A couple of nights ago, I sat down and watched We Live In Public, Ondi Timoner’s award-winning documentary about Josh Harris, Pseudo.com, the Quiet experiment, and the eponymous project that involved Harris streaming every mundane moment of his life onto the web for anyone to watch. I was particularly amazed that Quiet – a darkly and deliberately Orwellian behavioural experiment involving real people that not only prefigures but utterly eclipses much of the more recent reality television – isn’t better known and more widely discussed (though I believe it was a big influence on Douglas Rushkoff, who appears as an interviewee in the film and who was certainly part of the New York dot-com boom scene that floated Harris to prominence, and which I presume influenced and informed Rushkoff’s flawed but fascinating novel The Ecstasy Club).

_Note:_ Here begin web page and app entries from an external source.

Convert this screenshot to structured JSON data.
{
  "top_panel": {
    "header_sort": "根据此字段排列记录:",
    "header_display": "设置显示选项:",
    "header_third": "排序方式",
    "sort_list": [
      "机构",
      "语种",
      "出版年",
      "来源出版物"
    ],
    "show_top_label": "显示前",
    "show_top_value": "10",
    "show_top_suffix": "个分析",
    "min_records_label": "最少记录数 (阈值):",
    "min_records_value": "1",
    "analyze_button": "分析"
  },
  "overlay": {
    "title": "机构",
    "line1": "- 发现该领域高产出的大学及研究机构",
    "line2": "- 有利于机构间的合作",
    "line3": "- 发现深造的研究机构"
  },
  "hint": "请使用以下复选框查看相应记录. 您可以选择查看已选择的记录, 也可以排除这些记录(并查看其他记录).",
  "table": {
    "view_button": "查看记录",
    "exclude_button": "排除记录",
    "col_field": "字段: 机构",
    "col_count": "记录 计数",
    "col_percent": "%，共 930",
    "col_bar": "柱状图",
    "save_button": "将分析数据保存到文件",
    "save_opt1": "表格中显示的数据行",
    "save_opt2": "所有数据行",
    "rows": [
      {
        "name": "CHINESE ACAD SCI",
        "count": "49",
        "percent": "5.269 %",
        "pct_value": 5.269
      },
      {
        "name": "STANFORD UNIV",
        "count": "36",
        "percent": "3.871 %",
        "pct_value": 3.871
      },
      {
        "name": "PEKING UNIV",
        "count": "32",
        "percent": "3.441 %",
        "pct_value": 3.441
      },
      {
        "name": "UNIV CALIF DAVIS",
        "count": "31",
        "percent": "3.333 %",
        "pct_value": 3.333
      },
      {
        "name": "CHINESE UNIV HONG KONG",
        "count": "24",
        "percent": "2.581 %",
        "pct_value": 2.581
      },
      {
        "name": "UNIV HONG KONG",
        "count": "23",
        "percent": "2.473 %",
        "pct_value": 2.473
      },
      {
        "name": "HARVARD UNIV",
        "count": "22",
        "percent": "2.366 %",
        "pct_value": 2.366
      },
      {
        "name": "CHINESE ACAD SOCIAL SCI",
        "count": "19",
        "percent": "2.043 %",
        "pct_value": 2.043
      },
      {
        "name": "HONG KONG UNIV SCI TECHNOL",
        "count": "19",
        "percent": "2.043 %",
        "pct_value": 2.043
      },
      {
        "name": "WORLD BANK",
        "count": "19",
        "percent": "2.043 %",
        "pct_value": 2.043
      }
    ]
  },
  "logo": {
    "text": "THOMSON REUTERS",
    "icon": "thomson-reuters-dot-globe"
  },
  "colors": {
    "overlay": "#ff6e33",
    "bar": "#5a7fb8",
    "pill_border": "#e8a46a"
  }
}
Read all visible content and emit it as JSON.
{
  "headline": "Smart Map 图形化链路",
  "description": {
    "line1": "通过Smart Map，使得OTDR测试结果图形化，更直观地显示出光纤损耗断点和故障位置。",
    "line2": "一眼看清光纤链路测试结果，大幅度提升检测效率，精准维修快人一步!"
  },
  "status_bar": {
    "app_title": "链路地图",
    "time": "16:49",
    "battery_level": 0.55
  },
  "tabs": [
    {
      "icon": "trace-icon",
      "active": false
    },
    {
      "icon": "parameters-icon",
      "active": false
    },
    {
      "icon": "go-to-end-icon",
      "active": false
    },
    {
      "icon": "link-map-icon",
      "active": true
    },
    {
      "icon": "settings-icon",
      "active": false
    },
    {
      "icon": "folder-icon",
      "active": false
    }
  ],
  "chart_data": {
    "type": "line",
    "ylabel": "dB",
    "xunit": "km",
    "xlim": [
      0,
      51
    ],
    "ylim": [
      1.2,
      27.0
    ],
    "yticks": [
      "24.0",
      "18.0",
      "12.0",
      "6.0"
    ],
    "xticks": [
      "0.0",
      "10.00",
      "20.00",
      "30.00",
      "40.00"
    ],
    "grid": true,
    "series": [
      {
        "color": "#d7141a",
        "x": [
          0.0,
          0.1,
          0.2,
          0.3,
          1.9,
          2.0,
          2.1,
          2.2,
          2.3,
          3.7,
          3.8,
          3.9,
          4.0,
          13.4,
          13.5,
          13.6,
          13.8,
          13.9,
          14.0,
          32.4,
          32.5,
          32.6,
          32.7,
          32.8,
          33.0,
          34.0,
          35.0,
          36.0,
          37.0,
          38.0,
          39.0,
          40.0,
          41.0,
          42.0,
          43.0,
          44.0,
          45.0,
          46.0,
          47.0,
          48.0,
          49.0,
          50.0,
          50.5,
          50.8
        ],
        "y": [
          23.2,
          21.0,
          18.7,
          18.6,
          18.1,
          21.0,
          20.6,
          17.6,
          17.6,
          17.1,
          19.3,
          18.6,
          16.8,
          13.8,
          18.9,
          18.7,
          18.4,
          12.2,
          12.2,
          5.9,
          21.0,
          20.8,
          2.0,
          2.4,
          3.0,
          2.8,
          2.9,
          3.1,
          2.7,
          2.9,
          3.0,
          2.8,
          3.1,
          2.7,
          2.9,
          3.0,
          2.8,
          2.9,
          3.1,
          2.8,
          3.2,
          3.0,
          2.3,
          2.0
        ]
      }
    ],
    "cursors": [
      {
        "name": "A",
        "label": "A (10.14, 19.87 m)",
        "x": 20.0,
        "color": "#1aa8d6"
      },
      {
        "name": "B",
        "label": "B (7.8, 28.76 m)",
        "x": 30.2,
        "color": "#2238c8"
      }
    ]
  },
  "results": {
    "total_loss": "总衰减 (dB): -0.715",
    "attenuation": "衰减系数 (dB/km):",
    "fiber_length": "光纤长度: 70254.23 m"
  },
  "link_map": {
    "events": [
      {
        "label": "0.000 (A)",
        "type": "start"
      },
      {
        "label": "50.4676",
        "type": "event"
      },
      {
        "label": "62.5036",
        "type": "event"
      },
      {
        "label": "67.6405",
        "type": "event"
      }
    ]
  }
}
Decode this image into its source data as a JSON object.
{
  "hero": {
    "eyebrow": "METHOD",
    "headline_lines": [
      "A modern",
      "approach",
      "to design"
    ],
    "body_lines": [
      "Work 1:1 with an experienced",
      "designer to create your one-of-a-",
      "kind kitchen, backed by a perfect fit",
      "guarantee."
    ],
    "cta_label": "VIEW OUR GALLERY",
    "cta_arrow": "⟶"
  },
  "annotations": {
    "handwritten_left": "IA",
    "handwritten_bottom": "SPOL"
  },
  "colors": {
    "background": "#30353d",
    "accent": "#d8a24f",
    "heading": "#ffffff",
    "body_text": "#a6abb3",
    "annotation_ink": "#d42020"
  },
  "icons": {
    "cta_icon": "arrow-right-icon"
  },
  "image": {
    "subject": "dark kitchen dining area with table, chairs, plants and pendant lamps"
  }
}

The same applies to Harris, who comes across as a fascinating and damaged genius and visionary who foresaw – and concretised – many of the privacy and publicy issues that are hot button topics on today’s intertubes. I’m not sure I believe that Harris’ vision of a totally mediated world is inevitable, or even possible, but the extremity of the example he created is a valuable lesson and cautionary tale… as is his life as a whole.
The caveat here is that Timoner’s previous big success (and Sundance Festival winner) is the controversial rockumentary Dig!, which has been accused by Anton Newcombe of The Brian Jonestown Massacre of portraying him and his band in a selectively negative light as compared to the film’s other main subjects, The Dandy Warhols. Much as I’m a fan of Newcombe and his work, however, it’s pretty clear that he’s a damaged genius (like Harris, though in a very different manner), and whether or not Timoner’s editing really was deliberately skewed to cast Newcombe as the bad penny will remain a mystery to anyone who wasn’t involved in the project. Sensation sells, after all… and the footage of Quiet in We Live In Public makes much of its more shocking aspects; I guess what I’m saying is that the same pinch of salt you’d apply to any other modern media is surely worth using here.
But that pinch of salt does nothing to negate a powerful story, and one that I think any internet habitue should watch. Residents of the United Kingdom have another 22 days (as of publication of this post) to watch it for free on Channel 4’s 4od service, and I urge you to take advantage of it while you can. Everyone else – keep your eyes peeled for an opportunity of your own. This is a hugely important document in the history of mediated network culture.